Start of DATA

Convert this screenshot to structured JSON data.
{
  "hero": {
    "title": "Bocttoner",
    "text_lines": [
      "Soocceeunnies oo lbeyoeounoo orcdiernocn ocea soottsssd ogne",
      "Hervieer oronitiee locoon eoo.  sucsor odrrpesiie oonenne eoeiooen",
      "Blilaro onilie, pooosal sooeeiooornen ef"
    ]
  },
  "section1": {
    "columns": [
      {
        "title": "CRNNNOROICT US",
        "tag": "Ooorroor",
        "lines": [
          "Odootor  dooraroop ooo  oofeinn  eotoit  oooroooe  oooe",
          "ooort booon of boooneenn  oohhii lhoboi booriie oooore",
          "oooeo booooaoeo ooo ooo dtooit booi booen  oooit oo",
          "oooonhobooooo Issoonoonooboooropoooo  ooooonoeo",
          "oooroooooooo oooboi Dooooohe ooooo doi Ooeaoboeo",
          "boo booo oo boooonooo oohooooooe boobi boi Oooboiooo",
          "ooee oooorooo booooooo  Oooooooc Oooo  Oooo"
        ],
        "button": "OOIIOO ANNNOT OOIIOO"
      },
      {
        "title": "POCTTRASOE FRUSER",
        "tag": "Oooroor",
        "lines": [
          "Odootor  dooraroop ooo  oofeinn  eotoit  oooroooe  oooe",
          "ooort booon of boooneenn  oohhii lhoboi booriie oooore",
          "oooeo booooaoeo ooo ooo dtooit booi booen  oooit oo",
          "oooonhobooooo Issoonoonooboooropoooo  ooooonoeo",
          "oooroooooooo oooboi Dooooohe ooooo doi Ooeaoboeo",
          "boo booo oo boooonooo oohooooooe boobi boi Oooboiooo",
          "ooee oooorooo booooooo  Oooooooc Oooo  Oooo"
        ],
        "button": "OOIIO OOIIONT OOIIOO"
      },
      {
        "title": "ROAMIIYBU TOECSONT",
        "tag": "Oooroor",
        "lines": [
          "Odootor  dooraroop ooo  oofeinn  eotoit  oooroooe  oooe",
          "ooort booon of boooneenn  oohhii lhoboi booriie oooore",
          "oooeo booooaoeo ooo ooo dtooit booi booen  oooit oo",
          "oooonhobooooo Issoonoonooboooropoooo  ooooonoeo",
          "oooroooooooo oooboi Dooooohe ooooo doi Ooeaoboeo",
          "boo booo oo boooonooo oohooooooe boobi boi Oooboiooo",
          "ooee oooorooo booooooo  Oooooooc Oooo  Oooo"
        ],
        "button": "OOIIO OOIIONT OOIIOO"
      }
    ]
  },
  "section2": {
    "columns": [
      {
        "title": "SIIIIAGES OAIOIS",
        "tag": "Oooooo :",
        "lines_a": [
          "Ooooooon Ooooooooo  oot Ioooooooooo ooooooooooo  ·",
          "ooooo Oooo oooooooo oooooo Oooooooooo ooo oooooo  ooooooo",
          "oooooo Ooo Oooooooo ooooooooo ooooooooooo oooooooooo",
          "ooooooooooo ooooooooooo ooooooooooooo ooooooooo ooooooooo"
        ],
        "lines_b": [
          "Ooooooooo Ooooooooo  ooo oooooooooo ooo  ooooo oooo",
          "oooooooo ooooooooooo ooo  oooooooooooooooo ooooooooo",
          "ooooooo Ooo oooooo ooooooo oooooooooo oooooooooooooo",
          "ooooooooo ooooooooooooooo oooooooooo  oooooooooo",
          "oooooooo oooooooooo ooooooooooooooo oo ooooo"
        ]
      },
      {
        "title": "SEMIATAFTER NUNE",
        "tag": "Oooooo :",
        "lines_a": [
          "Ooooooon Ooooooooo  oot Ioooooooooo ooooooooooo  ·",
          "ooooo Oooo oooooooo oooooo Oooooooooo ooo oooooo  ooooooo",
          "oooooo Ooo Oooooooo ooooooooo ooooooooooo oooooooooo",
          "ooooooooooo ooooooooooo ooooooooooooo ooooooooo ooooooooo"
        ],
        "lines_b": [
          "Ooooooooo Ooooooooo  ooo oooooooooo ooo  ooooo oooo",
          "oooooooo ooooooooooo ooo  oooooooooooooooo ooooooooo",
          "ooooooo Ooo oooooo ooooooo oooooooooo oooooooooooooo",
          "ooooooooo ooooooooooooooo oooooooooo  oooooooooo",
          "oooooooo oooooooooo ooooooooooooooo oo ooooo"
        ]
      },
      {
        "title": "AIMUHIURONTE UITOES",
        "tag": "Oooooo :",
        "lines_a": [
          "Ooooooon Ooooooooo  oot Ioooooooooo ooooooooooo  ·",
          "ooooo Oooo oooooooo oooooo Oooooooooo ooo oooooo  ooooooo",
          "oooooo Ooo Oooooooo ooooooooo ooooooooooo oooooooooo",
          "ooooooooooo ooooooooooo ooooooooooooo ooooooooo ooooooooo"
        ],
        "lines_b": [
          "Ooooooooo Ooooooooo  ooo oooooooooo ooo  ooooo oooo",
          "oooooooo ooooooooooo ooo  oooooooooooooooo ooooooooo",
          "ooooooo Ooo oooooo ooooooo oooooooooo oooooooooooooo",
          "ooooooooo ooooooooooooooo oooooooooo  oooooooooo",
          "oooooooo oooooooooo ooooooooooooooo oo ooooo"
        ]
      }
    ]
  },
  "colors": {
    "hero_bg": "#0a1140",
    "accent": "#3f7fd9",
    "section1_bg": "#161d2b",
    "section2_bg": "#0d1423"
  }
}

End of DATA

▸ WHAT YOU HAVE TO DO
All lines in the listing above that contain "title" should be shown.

▸ COMPLETED TASK
    "title": "Bocttoner",
        "title": "CRNNNOROICT US",
        "title": "POCTTRASOE FRUSER",
        "title": "ROAMIIYBU TOECSONT",
        "title": "SIIIIAGES OAIOIS",
        "title": "SEMIATAFTER NUNE",
        "title": "AIMUHIURONTE UITOES",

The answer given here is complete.